**Collected data**
-- Opening Marker --
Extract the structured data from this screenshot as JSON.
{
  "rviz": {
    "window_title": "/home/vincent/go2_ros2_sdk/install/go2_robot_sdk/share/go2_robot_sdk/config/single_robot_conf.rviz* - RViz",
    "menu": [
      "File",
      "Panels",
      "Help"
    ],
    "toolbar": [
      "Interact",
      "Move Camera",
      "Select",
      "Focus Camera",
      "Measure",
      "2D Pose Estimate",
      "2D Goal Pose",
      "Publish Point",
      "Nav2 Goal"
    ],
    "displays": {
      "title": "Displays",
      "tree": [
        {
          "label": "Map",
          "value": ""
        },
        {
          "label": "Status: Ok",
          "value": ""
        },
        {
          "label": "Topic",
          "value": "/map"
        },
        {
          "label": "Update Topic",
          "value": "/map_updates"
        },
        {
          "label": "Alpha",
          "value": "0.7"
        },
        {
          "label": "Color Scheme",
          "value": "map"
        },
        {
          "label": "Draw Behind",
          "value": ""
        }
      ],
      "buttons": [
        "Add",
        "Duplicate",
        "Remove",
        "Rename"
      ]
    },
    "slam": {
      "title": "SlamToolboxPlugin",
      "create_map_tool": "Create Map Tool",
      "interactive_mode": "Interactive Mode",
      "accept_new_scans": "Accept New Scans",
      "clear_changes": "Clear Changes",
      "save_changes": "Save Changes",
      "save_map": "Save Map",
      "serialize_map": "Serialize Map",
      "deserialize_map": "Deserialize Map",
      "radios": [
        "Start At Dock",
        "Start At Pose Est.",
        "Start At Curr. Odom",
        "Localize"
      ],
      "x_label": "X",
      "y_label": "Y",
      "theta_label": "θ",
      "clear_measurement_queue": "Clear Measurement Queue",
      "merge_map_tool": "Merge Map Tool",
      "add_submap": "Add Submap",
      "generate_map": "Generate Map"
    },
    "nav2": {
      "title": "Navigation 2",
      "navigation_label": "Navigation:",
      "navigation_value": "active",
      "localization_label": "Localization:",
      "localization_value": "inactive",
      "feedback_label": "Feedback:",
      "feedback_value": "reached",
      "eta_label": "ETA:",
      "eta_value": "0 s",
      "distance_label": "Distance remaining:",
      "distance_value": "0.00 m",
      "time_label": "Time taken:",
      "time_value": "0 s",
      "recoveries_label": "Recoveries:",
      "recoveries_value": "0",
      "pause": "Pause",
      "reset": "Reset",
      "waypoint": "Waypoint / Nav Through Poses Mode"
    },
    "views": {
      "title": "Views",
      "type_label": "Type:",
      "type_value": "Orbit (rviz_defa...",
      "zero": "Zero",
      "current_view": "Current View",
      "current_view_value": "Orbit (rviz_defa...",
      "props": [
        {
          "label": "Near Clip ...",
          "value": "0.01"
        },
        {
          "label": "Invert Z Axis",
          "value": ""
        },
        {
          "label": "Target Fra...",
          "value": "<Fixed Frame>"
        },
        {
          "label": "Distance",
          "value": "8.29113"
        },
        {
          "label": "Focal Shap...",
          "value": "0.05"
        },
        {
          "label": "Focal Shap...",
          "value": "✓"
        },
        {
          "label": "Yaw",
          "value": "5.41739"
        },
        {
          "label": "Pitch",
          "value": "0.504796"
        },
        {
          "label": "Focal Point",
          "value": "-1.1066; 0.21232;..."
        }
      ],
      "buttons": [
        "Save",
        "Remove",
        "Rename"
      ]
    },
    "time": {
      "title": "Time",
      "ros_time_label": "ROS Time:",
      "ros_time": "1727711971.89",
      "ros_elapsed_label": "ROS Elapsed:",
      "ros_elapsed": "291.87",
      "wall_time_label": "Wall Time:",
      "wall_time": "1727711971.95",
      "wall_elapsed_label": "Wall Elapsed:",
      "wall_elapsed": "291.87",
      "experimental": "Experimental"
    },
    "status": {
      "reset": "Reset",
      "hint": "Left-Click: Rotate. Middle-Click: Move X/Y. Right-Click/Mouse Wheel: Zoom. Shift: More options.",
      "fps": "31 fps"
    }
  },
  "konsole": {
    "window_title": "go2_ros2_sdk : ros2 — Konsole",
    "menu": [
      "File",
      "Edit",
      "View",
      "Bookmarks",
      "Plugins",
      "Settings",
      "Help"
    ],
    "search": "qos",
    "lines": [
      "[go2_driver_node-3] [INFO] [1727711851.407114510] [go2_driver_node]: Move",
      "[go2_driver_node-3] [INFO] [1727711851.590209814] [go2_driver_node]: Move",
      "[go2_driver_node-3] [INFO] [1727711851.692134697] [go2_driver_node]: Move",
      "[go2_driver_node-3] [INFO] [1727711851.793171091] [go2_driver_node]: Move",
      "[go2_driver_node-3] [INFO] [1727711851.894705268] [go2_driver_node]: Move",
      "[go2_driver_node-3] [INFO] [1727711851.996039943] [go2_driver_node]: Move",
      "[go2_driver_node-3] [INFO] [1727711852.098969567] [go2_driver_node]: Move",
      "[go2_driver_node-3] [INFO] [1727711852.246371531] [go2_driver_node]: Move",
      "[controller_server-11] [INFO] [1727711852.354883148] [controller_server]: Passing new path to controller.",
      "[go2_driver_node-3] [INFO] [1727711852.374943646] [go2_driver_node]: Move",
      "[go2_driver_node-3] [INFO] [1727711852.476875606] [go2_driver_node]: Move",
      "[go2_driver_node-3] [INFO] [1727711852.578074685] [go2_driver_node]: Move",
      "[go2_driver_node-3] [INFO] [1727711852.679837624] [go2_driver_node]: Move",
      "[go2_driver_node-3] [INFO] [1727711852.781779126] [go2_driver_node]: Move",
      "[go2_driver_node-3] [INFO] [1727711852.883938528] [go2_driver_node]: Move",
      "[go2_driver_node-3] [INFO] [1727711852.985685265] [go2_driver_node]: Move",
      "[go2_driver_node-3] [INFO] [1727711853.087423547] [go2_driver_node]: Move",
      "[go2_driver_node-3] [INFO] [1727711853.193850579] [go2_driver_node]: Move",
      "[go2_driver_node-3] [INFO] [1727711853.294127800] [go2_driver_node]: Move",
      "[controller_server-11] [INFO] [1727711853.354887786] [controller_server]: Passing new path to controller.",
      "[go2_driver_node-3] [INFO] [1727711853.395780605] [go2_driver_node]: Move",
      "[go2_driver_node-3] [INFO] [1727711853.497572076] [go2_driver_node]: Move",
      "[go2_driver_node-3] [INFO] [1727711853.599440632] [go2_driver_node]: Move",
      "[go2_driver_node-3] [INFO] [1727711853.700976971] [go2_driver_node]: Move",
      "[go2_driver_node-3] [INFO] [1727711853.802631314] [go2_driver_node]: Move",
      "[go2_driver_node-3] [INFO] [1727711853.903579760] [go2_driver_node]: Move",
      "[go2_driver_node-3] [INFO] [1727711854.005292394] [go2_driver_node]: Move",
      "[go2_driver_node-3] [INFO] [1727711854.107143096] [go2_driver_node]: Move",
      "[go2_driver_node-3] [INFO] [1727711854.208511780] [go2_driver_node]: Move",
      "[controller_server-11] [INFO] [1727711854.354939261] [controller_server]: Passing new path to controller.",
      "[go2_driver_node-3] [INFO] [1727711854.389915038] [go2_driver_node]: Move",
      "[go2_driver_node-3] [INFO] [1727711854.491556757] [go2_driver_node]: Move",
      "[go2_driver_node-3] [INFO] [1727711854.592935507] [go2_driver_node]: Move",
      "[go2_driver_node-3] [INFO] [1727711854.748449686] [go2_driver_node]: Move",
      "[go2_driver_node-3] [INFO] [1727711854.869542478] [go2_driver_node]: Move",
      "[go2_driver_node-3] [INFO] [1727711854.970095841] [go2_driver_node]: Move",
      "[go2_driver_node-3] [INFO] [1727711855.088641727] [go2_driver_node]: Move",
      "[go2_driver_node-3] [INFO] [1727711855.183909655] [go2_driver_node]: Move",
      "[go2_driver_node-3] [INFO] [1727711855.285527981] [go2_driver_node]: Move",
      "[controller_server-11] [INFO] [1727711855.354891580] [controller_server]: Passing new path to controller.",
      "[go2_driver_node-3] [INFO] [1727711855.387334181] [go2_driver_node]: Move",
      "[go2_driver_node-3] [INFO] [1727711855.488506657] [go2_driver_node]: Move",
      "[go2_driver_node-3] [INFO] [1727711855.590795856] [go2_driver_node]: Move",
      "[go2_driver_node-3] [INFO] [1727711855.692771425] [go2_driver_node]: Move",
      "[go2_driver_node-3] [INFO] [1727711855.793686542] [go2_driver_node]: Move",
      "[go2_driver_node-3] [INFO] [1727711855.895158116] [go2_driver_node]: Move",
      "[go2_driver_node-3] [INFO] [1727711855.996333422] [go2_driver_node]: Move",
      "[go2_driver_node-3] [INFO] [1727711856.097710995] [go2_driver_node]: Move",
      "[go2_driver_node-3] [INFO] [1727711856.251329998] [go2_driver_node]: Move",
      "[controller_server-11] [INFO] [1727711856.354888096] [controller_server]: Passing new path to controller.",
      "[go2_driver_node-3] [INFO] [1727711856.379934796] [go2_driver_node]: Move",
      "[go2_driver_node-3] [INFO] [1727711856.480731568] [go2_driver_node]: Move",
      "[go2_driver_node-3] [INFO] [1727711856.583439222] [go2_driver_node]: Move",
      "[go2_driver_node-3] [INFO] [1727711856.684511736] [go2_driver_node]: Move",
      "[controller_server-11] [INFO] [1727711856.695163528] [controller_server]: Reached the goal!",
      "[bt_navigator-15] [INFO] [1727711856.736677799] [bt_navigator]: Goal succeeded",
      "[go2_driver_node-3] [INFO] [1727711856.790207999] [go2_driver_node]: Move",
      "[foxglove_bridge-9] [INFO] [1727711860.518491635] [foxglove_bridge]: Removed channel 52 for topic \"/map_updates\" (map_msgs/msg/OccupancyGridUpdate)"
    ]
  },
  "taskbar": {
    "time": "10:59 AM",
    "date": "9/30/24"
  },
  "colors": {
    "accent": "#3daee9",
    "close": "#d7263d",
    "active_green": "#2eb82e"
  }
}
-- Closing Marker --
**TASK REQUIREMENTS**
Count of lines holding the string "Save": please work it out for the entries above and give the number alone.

**TASK OUTPUT**
3